The answer must consist of each line below that contains the string "网络IP摄像头".

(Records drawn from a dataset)
- Opening Delimiter -

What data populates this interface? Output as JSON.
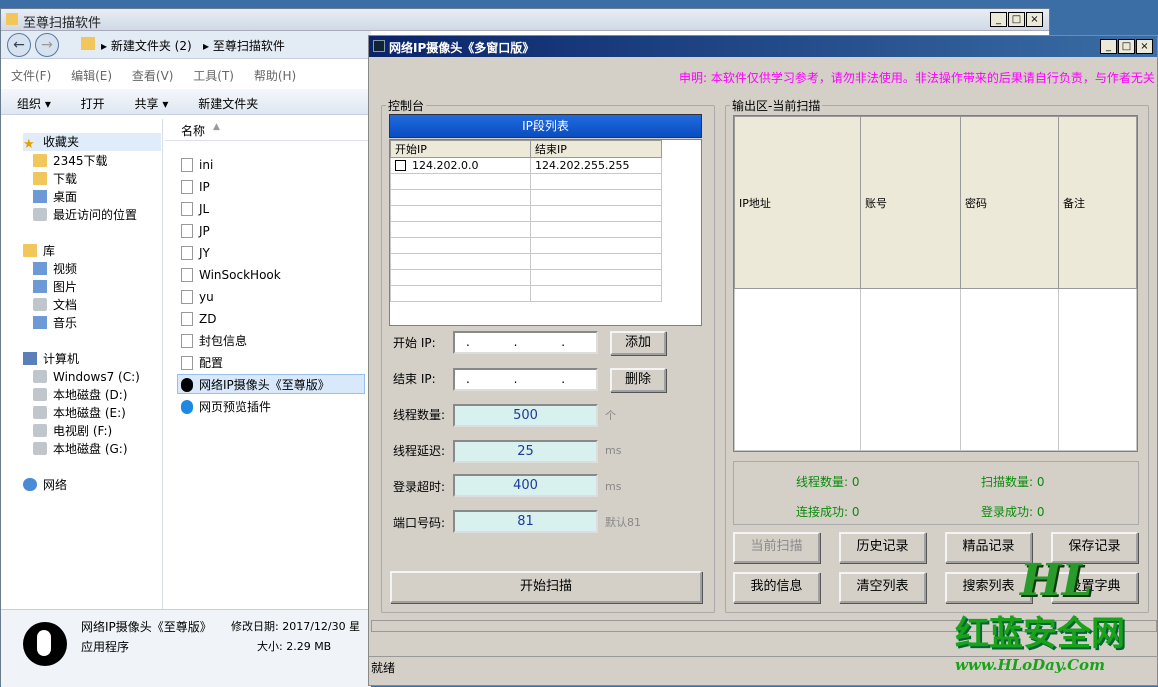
{
  "explorer": {
    "title": "至尊扫描软件",
    "breadcrumb": [
      "新建文件夹 (2)",
      "至尊扫描软件"
    ],
    "menu": [
      "文件(F)",
      "编辑(E)",
      "查看(V)",
      "工具(T)",
      "帮助(H)"
    ],
    "toolbar": [
      "组织 ▾",
      "打开",
      "共享 ▾",
      "新建文件夹"
    ],
    "nav": {
      "favorites": "收藏夹",
      "favorites_items": [
        "2345下载",
        "下载",
        "桌面",
        "最近访问的位置"
      ],
      "library": "库",
      "library_items": [
        "视频",
        "图片",
        "文档",
        "音乐"
      ],
      "computer": "计算机",
      "computer_items": [
        "Windows7 (C:)",
        "本地磁盘 (D:)",
        "本地磁盘 (E:)",
        "电视剧 (F:)",
        "本地磁盘 (G:)"
      ],
      "network": "网络"
    },
    "column_name": "名称",
    "files": [
      "ini",
      "IP",
      "JL",
      "JP",
      "JY",
      "WinSockHook",
      "yu",
      "ZD",
      "封包信息",
      "配置",
      "网络IP摄像头《至尊版》",
      "网页预览插件"
    ],
    "detail": {
      "name": "网络IP摄像头《至尊版》",
      "modified": "修改日期: 2017/12/30 星",
      "type": "应用程序",
      "size": "大小: 2.29 MB"
    }
  },
  "app": {
    "title": "网络IP摄像头《多窗口版》",
    "disclaimer": "申明: 本软件仅供学习参考，请勿非法使用。非法操作带来的后果请自行负责，与作者无关",
    "control_legend": "控制台",
    "ip_list_header": "IP段列表",
    "ip_columns": [
      "开始IP",
      "结束IP"
    ],
    "ip_rows": [
      {
        "start": "124.202.0.0",
        "end": "124.202.255.255"
      }
    ],
    "start_label": "开始 IP:",
    "end_label": "结束 IP:",
    "ip_placeholder": ". . .",
    "add_button": "添加",
    "delete_button": "删除",
    "threads_label": "线程数量:",
    "threads_value": "500",
    "threads_unit": "个",
    "delay_label": "线程延迟:",
    "delay_value": "25",
    "delay_unit": "ms",
    "timeout_label": "登录超时:",
    "timeout_value": "400",
    "timeout_unit": "ms",
    "port_label": "端口号码:",
    "port_value": "81",
    "port_default": "默认81",
    "start_scan_button": "开始扫描",
    "output_legend": "输出区-当前扫描",
    "output_columns": [
      "IP地址",
      "账号",
      "密码",
      "备注"
    ],
    "stats": {
      "threads": "线程数量: 0",
      "scanned": "扫描数量: 0",
      "connected": "连接成功: 0",
      "logged": "登录成功: 0"
    },
    "buttons": [
      "当前扫描",
      "历史记录",
      "精品记录",
      "保存记录",
      "我的信息",
      "清空列表",
      "搜索列表",
      "设置字典"
    ],
    "status": "就绪"
  },
  "watermark": {
    "logo": "HL",
    "name": "红蓝安全网",
    "url": "www.HLoDay.Com"
  }
}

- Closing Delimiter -

* _Problem solution_
      "网络IP摄像头《至尊版》",
      "name": "网络IP摄像头《至尊版》",
    "title": "网络IP摄像头《多窗口版》",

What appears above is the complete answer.